OU does not have an institutional policy on grades or grade inflation in place, Mergler said. Faculty and staff have varying viewpoints about how to gauge students, so OU does not put restrictions in place.
The Jeannine Rainbolt College of Education had the highest offered A’s in courses 82.9 percent of the time, according to records. The next highest were the OU Honors College with 73.76 percent and the Weitzenhoffer Family College of Fine Arts with 67.41 percent.
The College of Education does not have any policies regarding grade inflation, Communications Director Christine Frank said. The administration credits the high grades to high admission standards within the college.

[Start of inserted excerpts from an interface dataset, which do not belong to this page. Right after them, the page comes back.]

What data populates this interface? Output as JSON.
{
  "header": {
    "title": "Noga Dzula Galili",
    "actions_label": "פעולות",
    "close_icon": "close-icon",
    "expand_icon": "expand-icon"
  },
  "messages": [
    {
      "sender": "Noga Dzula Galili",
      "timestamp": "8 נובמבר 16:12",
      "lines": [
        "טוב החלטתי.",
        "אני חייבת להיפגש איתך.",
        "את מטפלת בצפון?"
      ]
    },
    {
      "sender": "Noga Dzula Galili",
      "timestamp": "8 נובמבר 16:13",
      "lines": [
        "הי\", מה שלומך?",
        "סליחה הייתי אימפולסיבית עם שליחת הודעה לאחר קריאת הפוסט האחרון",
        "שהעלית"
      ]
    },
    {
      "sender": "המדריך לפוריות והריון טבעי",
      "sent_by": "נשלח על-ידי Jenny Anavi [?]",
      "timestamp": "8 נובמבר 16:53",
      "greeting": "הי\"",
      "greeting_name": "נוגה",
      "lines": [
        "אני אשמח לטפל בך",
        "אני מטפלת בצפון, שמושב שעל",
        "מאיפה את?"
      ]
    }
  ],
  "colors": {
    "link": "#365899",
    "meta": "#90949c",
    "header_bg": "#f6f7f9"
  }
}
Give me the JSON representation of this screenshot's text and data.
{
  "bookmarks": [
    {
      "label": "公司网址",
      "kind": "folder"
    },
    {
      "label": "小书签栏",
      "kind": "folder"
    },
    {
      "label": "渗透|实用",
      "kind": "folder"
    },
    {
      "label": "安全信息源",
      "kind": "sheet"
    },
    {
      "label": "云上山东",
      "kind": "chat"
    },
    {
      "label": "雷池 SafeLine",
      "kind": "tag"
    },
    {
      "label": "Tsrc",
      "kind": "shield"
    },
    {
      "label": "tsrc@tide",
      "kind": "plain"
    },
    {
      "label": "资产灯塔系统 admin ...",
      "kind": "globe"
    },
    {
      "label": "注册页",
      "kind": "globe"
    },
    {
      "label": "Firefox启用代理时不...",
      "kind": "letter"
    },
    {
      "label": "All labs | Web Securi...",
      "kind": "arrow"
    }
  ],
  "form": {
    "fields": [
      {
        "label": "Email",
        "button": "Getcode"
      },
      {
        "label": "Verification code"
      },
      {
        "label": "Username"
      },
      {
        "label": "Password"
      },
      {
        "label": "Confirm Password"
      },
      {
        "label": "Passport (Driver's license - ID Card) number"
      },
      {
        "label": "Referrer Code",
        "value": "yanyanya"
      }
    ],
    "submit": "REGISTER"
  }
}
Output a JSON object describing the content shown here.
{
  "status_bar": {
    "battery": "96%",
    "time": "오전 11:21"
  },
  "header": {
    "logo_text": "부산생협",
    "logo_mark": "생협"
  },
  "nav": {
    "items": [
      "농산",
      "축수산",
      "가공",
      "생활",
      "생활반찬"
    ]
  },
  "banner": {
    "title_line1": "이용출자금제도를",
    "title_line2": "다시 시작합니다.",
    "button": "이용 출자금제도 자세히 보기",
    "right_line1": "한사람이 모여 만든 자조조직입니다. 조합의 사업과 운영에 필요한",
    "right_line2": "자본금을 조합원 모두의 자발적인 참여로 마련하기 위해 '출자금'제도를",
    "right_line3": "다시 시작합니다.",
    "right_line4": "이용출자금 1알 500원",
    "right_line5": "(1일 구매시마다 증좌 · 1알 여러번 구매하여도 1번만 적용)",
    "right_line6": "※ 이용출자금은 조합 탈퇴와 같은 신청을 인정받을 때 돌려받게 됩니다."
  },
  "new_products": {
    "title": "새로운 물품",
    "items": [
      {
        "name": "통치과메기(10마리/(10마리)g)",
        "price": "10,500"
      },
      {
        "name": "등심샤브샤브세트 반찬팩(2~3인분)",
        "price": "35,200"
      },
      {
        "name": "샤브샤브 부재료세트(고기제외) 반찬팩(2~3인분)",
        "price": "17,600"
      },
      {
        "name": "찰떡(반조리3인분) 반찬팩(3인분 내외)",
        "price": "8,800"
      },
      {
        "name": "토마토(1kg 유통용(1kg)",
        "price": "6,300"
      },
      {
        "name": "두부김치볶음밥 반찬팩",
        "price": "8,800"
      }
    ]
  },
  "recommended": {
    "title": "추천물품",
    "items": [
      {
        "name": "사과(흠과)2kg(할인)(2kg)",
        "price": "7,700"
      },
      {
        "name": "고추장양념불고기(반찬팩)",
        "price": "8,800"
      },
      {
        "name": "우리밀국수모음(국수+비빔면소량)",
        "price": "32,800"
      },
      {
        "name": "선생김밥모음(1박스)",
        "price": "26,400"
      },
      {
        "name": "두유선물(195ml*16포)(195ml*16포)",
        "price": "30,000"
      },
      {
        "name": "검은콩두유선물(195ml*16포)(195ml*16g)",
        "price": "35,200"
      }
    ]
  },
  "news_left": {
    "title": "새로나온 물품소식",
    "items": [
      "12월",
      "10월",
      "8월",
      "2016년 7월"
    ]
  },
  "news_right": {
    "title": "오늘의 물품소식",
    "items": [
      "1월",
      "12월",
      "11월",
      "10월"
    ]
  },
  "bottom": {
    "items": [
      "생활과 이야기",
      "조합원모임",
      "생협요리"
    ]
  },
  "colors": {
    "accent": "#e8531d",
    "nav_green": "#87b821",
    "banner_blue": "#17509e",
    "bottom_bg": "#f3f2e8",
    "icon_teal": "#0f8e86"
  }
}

“We are very concerned about only sending the best and the brightest into Oklahoma classrooms, because of this, our students have to reach high standards to pursue a career in teaching,” said Dr. Teresa DeBacker.
At the lowest end of the scale is the Price College of Business, which gave 31.03 percent A’s in fall 2011 and was the only college to give more B’s that semester, which totaled 43.10 percent.
Even with the lowest percentage of A’s, the college has seen an increase in higher-level grades, according to reports; in fall 2002, As made up 23.74 percent and B’s were 41.90 percent.
The college does not have a policy about grades, but administrators do take grade distributions into consideration when evaluating professors.
“When the faculty are evaluated in the college, vigor, including grading vigor, is among the things looked at when deciding if a faculty member is doing his or her job,” Associate Dean Nim Razook said.
The college also has a culture in which it emphasizes vigor in its courses and training students, Razook said.
However, Razook said he emphasized that this mindset and culture is not only within the business college, but also in
others across campus.
“It’s just a matter of culture, I guess,” Razook said. “In some way I am glad that we’re relatively less lenient in passing out A’s, but I don’t think it’s because of any reason other than culture.”